EXERCISE MATERIAL below:

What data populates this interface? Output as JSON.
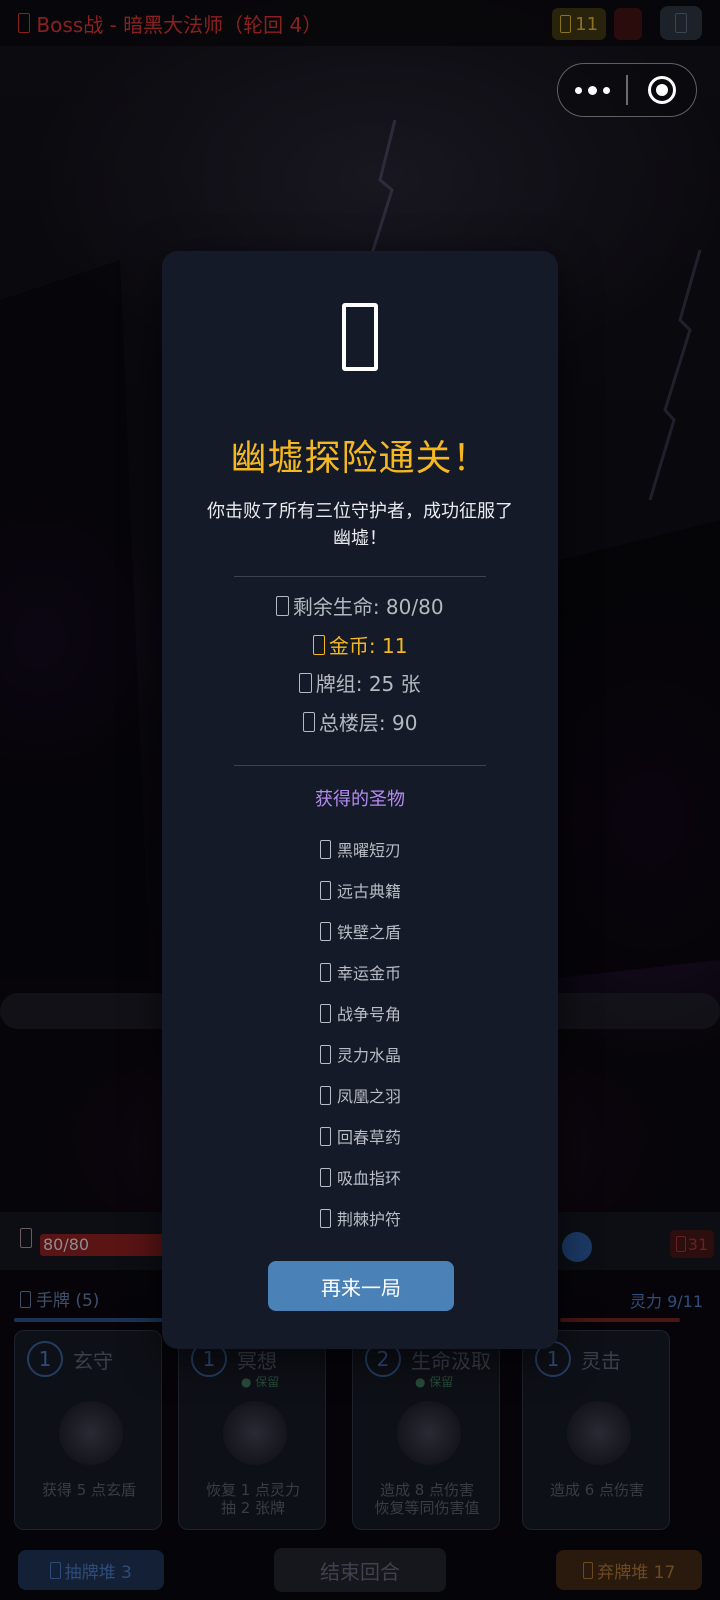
{
  "topbar": {
    "title": "Boss战 - 暗黑大法师（轮回 4）",
    "title_icon": "skull-icon",
    "gold": "11",
    "gold_icon": "coin-icon",
    "menu_icon": "settings-icon"
  },
  "battle": {
    "player_hp": "80/80",
    "enemy_hp": "31",
    "hand_label": "手牌 (5)",
    "mana_label": "灵力 9/11",
    "cards": [
      {
        "cost": "1",
        "name": "玄守",
        "tag": "",
        "desc": "获得 5 点玄盾"
      },
      {
        "cost": "1",
        "name": "冥想",
        "tag": "● 保留",
        "desc": "恢复 1 点灵力\n抽 2 张牌"
      },
      {
        "cost": "2",
        "name": "生命汲取",
        "tag": "● 保留",
        "desc": "造成 8 点伤害\n恢复等同伤害值"
      },
      {
        "cost": "1",
        "name": "灵击",
        "tag": "",
        "desc": "造成 6 点伤害"
      }
    ],
    "draw_pile": "抽牌堆 3",
    "end_turn": "结束回合",
    "discard_pile": "弃牌堆 17"
  },
  "modal": {
    "icon": "trophy-icon",
    "title": "幽墟探险通关！",
    "subtitle": "你击败了所有三位守护者，成功征服了幽墟！",
    "stats": {
      "hp": "剩余生命: 80/80",
      "gold": "金币: 11",
      "deck": "牌组: 25 张",
      "floors": "总楼层: 90"
    },
    "relics_title": "获得的圣物",
    "relics": [
      "黑曜短刃",
      "远古典籍",
      "铁壁之盾",
      "幸运金币",
      "战争号角",
      "灵力水晶",
      "凤凰之羽",
      "回春草药",
      "吸血指环",
      "荆棘护符"
    ],
    "again_button": "再来一局"
  },
  "colors": {
    "modal_bg": "#141a27",
    "title_gold": "#f5b820",
    "relic_purple": "#b48cf0",
    "button_blue": "#4a82b8"
  }
}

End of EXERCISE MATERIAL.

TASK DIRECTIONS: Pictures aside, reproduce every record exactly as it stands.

OUTPUT FOR THIS TASK:
What data populates this interface? Output as JSON.
{
  "topbar": {
    "title": "Boss战 - 暗黑大法师（轮回 4）",
    "title_icon": "skull-icon",
    "gold": "11",
    "gold_icon": "coin-icon",
    "menu_icon": "settings-icon"
  },
  "battle": {
    "player_hp": "80/80",
    "enemy_hp": "31",
    "hand_label": "手牌 (5)",
    "mana_label": "灵力 9/11",
    "cards": [
      {
        "cost": "1",
        "name": "玄守",
        "tag": "",
        "desc": "获得 5 点玄盾"
      },
      {
        "cost": "1",
        "name": "冥想",
        "tag": "● 保留",
        "desc": "恢复 1 点灵力\n抽 2 张牌"
      },
      {
        "cost": "2",
        "name": "生命汲取",
        "tag": "● 保留",
        "desc": "造成 8 点伤害\n恢复等同伤害值"
      },
      {
        "cost": "1",
        "name": "灵击",
        "tag": "",
        "desc": "造成 6 点伤害"
      }
    ],
    "draw_pile": "抽牌堆 3",
    "end_turn": "结束回合",
    "discard_pile": "弃牌堆 17"
  },
  "modal": {
    "icon": "trophy-icon",
    "title": "幽墟探险通关！",
    "subtitle": "你击败了所有三位守护者，成功征服了幽墟！",
    "stats": {
      "hp": "剩余生命: 80/80",
      "gold": "金币: 11",
      "deck": "牌组: 25 张",
      "floors": "总楼层: 90"
    },
    "relics_title": "获得的圣物",
    "relics": [
      "黑曜短刃",
      "远古典籍",
      "铁壁之盾",
      "幸运金币",
      "战争号角",
      "灵力水晶",
      "凤凰之羽",
      "回春草药",
      "吸血指环",
      "荆棘护符"
    ],
    "again_button": "再来一局"
  },
  "colors": {
    "modal_bg": "#141a27",
    "title_gold": "#f5b820",
    "relic_purple": "#b48cf0",
    "button_blue": "#4a82b8"
  }
}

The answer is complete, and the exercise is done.